Request a Callback

Ready to Talk About Addiction Treatment Options? Call 866-493-0802 Now!

Discover the RIGHT TREATMENT to STOP YOUR ADDICTION

We're all unique. We'll help you pick the best addiction treatment program for you.

This article will describe the difference between social drinkers and alcoholics. Alcohol’s intoxicating effects have been manipulated in ceremonies and used for celebration for centuries.  Although it has been made illegal for short periods due its addiction and addictive qualities, it has always been available, since the process of making it is quite simple and the knowledge can be readily obtained.

Through the centuries, alcohol has become an object of romanticism.  From Bible excerpts to Shakespearean literature, it has been alluded to as a fundamental part of life.  It was treated almost as an art form; one that has been embraced by both the rich and the poor.  It is universal.  Even the most remote tribes have been found to ferment certain berries and other fruits.

About Alcohol Addiction

Alcohol is an integral part of the economy and a lot of money is spent on its marketability.  It covers the pages of popular magazines; it is plastered across our country on signs and billboards;  it is used in television and in movies by Social Drinkers and Alcoholicsactors, and this has a strong influence on the young.  It is portrayed as being the ultimate relaxant. In the last few years, alcohol has become rampant on television shows at all times of day and night.  Actors drink at dinner, on dates, at social functions and leave stressful jobs to hang out with friends at serving establishments.  It is shown quite often as being a stress reliever.
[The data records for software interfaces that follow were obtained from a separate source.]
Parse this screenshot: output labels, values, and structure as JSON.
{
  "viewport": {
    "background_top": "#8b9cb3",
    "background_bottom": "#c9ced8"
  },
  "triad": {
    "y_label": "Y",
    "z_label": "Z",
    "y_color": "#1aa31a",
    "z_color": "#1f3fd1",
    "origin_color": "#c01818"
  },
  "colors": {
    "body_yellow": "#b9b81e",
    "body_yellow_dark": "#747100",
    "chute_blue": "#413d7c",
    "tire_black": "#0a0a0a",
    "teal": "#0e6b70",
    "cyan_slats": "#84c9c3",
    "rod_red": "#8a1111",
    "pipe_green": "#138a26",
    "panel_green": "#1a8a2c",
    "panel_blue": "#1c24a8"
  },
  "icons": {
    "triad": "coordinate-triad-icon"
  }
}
It seems that whenever one of the characters has a bad day, they are shown with a beer, glass of wine or cocktail in hand.  If an occasion arises in the script of horrible circumstance, the actor is often seen as overly intoxicated. Addiction to alcohol, alcoholism and alcoholics have been glamorized by society.

For many reasons, this is a negative portrayal.  It gives the impression to our youth that when confronted with stressful areas of life, drinking alcohol to escape is a normal and healthy reaction.  Justifying alcohol abuse is dangerous and foolish.  It is when the lines of acceptable behavior become indistinct that the difference between social drinkers and alcoholics are confused.

Alcoholics exhibit learned behavior.  Situations that begin with moderation can easily turn to abuse.  If one is constantly surrounded by the presence of alcohol, it is likely they will begin to misuse it.  Like any other substance that is addictive, alcohol should only be used occasionally and in moderation to avoid the building of a tolerance.  The amount and frequency are key in the determination of an addiction.  Habitual drinking is the first stage for alcoholics and the beginning of an addiction cycle.  There are certain types of personalities that should stay away from alcohol altogether, as they are not mentally healthy enough to deal with its addictive properties.  Those who suffer from depression or other abnormalities are more likely to become alcoholics as they lack the strength to deny the craving.

Alcohol is dangerous and should not be tampered with.  Despite the media’s lighthearted portrayal, the line between social drinkers and alcoholics is very fine; and with constant abuse, can be easily crossed.  Once this occurs it is not as easy to return to the previous state, as addiction can be quite powerful and hard to be rid of. Recovery from long-term and chronic alcohol abuse is best accomplished in a drug rehab facility, the percentages of sustained recovery are much higher.

More Information On Social Drinkers and Alcoholics

If you or someone you love has an alcohol addiction and you’re seeking help, contact us immediately and ask for more information on the difference between social drinkers and alcoholics.

Don’t delay another second
when help is so close.

Call 866-493-0802 Now!

For Treatment Help Call:

866-493-0802

For Immediate Treatment Help Call:
866-493-0802